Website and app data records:
+++
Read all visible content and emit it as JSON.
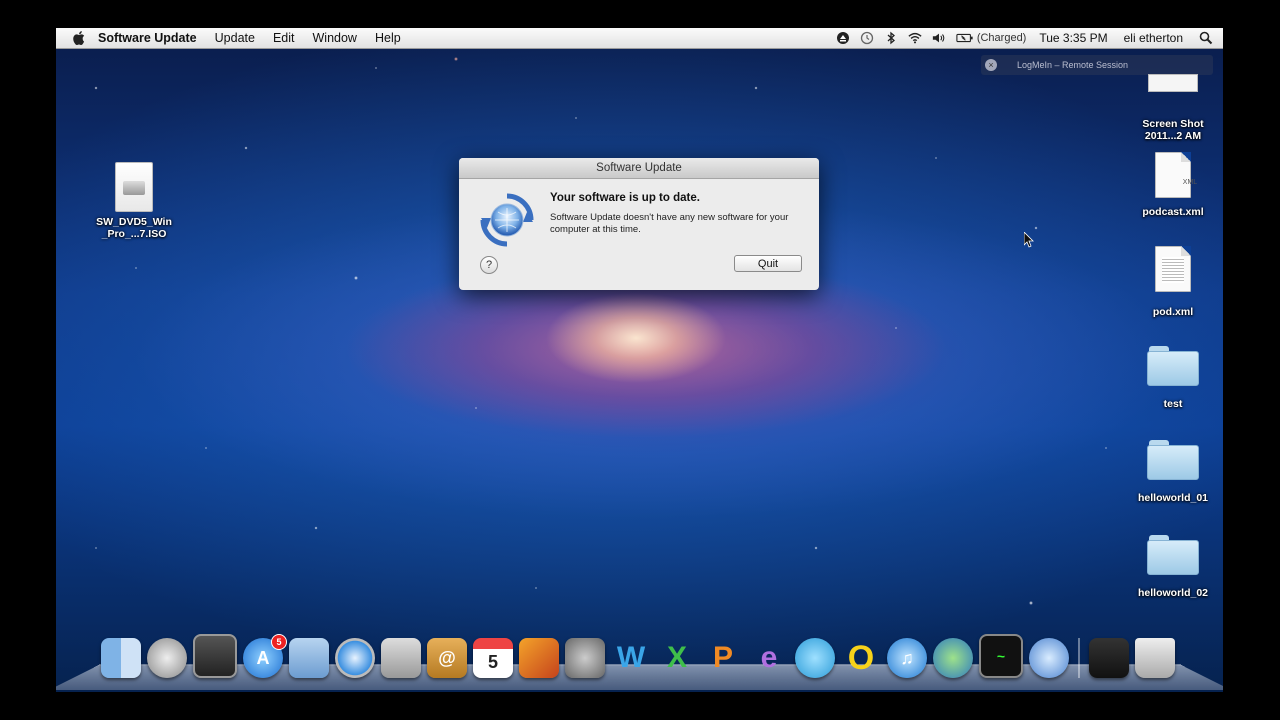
{
  "menubar": {
    "app_name": "Software Update",
    "menus": [
      "Update",
      "Edit",
      "Window",
      "Help"
    ],
    "battery_status": "(Charged)",
    "clock": "Tue 3:35 PM",
    "user": "eli etherton",
    "icons": [
      "apple-logo",
      "eject-icon",
      "time-machine-icon",
      "bluetooth-icon",
      "wifi-icon",
      "volume-icon",
      "battery-icon",
      "spotlight-search-icon"
    ]
  },
  "logmein": {
    "label": "LogMeIn – Remote Session"
  },
  "desktop_icons": {
    "iso": {
      "label": "SW_DVD5_Win_Pro_...7.ISO"
    },
    "screenshot": {
      "label": "Screen Shot 2011...2 AM"
    },
    "podcast": {
      "label": "podcast.xml",
      "tag": "XML"
    },
    "pod": {
      "label": "pod.xml"
    },
    "test": {
      "label": "test"
    },
    "helloworld1": {
      "label": "helloworld_01"
    },
    "helloworld2": {
      "label": "helloworld_02"
    }
  },
  "dialog": {
    "title": "Software Update",
    "heading": "Your software is up to date.",
    "message": "Software Update doesn't have any new software for your computer at this time.",
    "help_label": "?",
    "quit_label": "Quit"
  },
  "dock": {
    "calendar_day": "5",
    "app_store_badge": "5",
    "items": [
      "finder",
      "launchpad",
      "mission-control",
      "app-store",
      "mail",
      "safari",
      "facetime",
      "address-book",
      "ical",
      "iphoto",
      "system-preferences",
      "word",
      "excel",
      "powerpoint",
      "entourage",
      "messenger",
      "opera",
      "itunes",
      "network-utility",
      "activity-monitor",
      "software-update",
      "downloads-stack",
      "trash"
    ]
  },
  "colors": {
    "menubar": "#e8e8e8",
    "dialog_bg": "#ececec",
    "desktop_blue": "#0d3f95"
  }
}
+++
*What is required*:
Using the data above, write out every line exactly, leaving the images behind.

*Result for this exercise*:
Read all visible content and emit it as JSON.
{
  "menubar": {
    "app_name": "Software Update",
    "menus": [
      "Update",
      "Edit",
      "Window",
      "Help"
    ],
    "battery_status": "(Charged)",
    "clock": "Tue 3:35 PM",
    "user": "eli etherton",
    "icons": [
      "apple-logo",
      "eject-icon",
      "time-machine-icon",
      "bluetooth-icon",
      "wifi-icon",
      "volume-icon",
      "battery-icon",
      "spotlight-search-icon"
    ]
  },
  "logmein": {
    "label": "LogMeIn – Remote Session"
  },
  "desktop_icons": {
    "iso": {
      "label": "SW_DVD5_Win_Pro_...7.ISO"
    },
    "screenshot": {
      "label": "Screen Shot 2011...2 AM"
    },
    "podcast": {
      "label": "podcast.xml",
      "tag": "XML"
    },
    "pod": {
      "label": "pod.xml"
    },
    "test": {
      "label": "test"
    },
    "helloworld1": {
      "label": "helloworld_01"
    },
    "helloworld2": {
      "label": "helloworld_02"
    }
  },
  "dialog": {
    "title": "Software Update",
    "heading": "Your software is up to date.",
    "message": "Software Update doesn't have any new software for your computer at this time.",
    "help_label": "?",
    "quit_label": "Quit"
  },
  "dock": {
    "calendar_day": "5",
    "app_store_badge": "5",
    "items": [
      "finder",
      "launchpad",
      "mission-control",
      "app-store",
      "mail",
      "safari",
      "facetime",
      "address-book",
      "ical",
      "iphoto",
      "system-preferences",
      "word",
      "excel",
      "powerpoint",
      "entourage",
      "messenger",
      "opera",
      "itunes",
      "network-utility",
      "activity-monitor",
      "software-update",
      "downloads-stack",
      "trash"
    ]
  },
  "colors": {
    "menubar": "#e8e8e8",
    "dialog_bg": "#ececec",
    "desktop_blue": "#0d3f95"
  }
}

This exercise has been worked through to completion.